There are many that still insist that dyslexia is a phonological problem, and that vision does not play a significant role.  Phonological means the systematic organization of sounds in languages. The tide is turning slowly but steadily.  Dyslexia, at its core, is a problem in visual processing.  The ability to read depends on someone’s ability to make sense of complex visual stimuli and then link that to word understanding.  In order to read we must not only see the letters, but also link them into words.  Reading places a substantial burden on the visual system.  Disorders of visual processing or visual attention may substantially disrupt reading.
Many people still think that Dyslexia means getting words backwards; ‘was’ would be ‘saw’. That implies that dyslexia is a problem in the way words are seen.  Dyslexia is much more complex than that.  It is more profound than reversing words.  If dyslexia is a language based problem, why then don’t individuals with dyslexia speak saying “was” when they mean “saw”?
Some forms of dyslexia do present primarily a difficulty in pronunciation (dysphonesia) but there are individuals with dyslexia that are more visual in nature (dyseidesia).   Visual deficits in efficiency and processing can make it difficult to read.
The good news is that something can be done that can treat the underlying problem rather than merely compensate for it.  Compensation means working around the problem rather than addressing it.  When the visual component of the dyslexia is addressed with Vision Therapy, it reduces the visual demand and enables the individual to allocate their energy to other areas.  This then frees the individual to be more self-sufficient and independent.   Vision Therapy does not take away the Dyslexia but rather addresses the underlying vision component.

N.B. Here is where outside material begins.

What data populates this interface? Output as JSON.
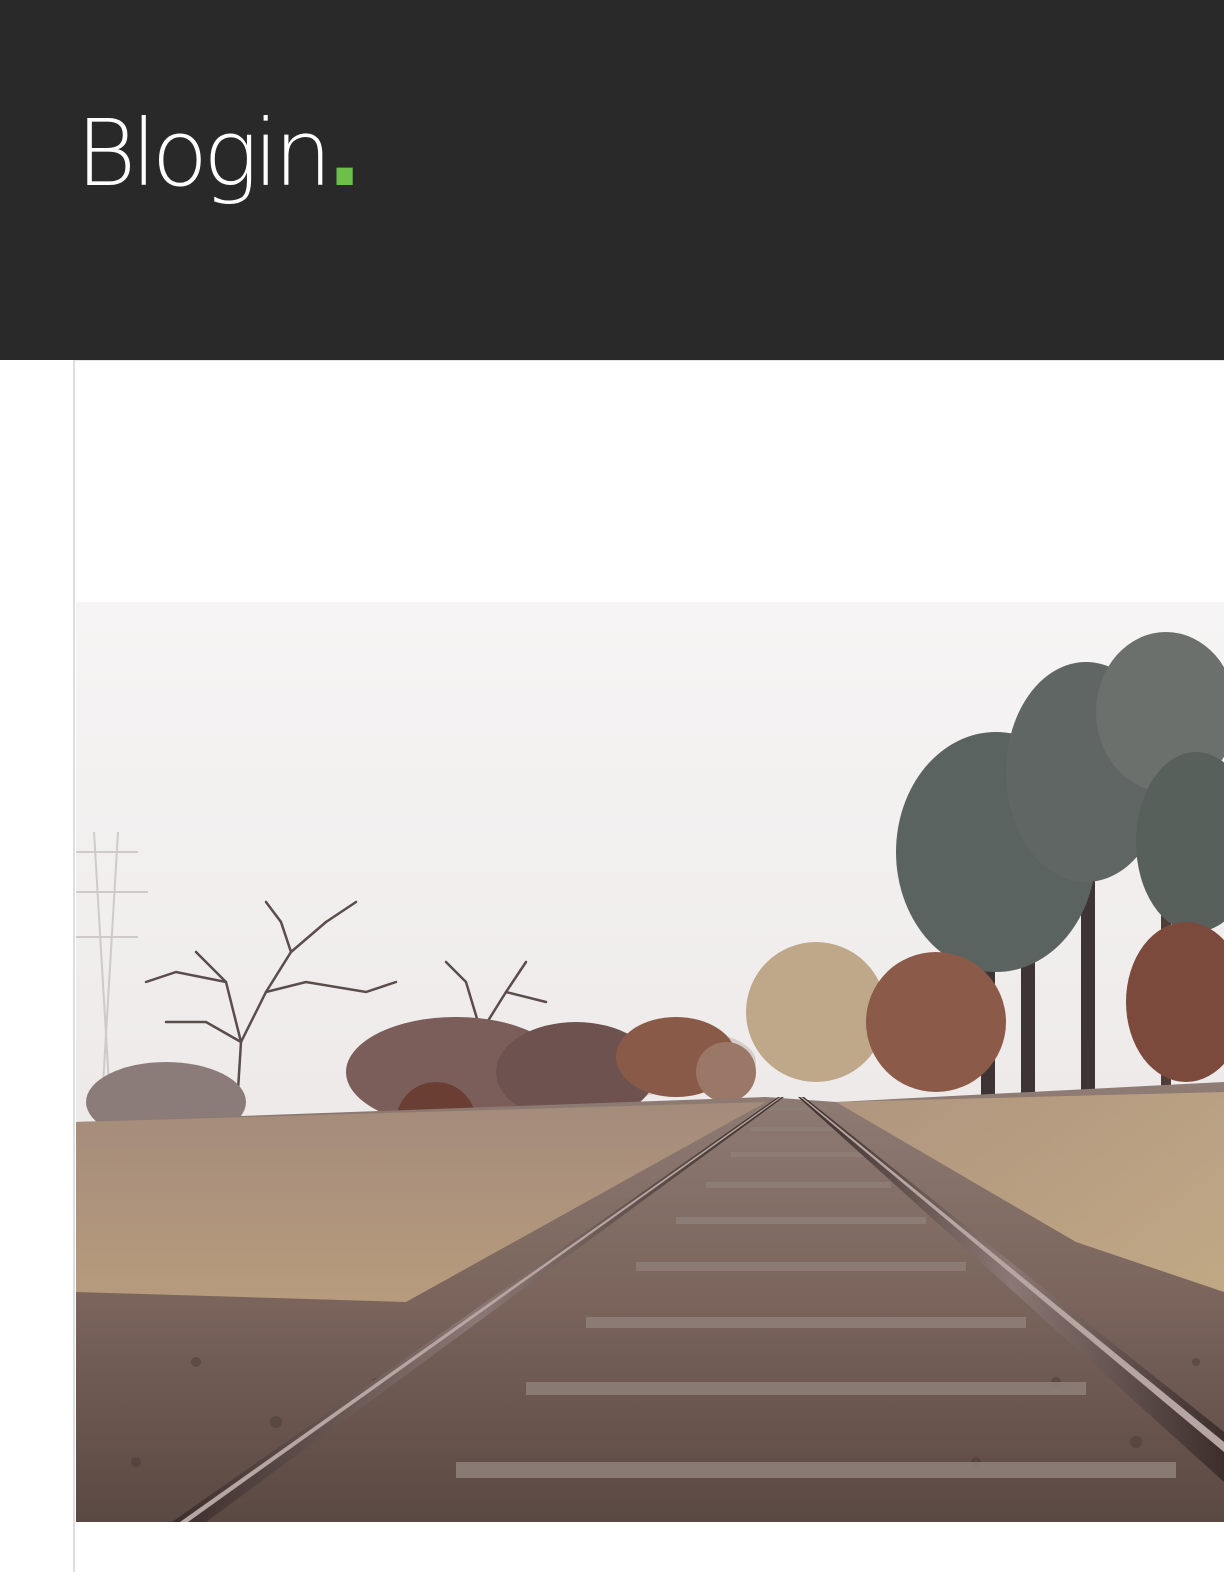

Dr. Roth, OD, FCOVD, is Board Certified in Vision Development and Vision Therapy.  Family Eye Care is a full scope practice, treating patients of all ages for standard care and eye disease.  A major portion of the practice is devoted to treating individuals who have vision problems that impact learning. Dr. Roth Lic#  4635 OM# 27OM0005600. Family Eye Care is located in Old Bridge.  1-732-679-2020.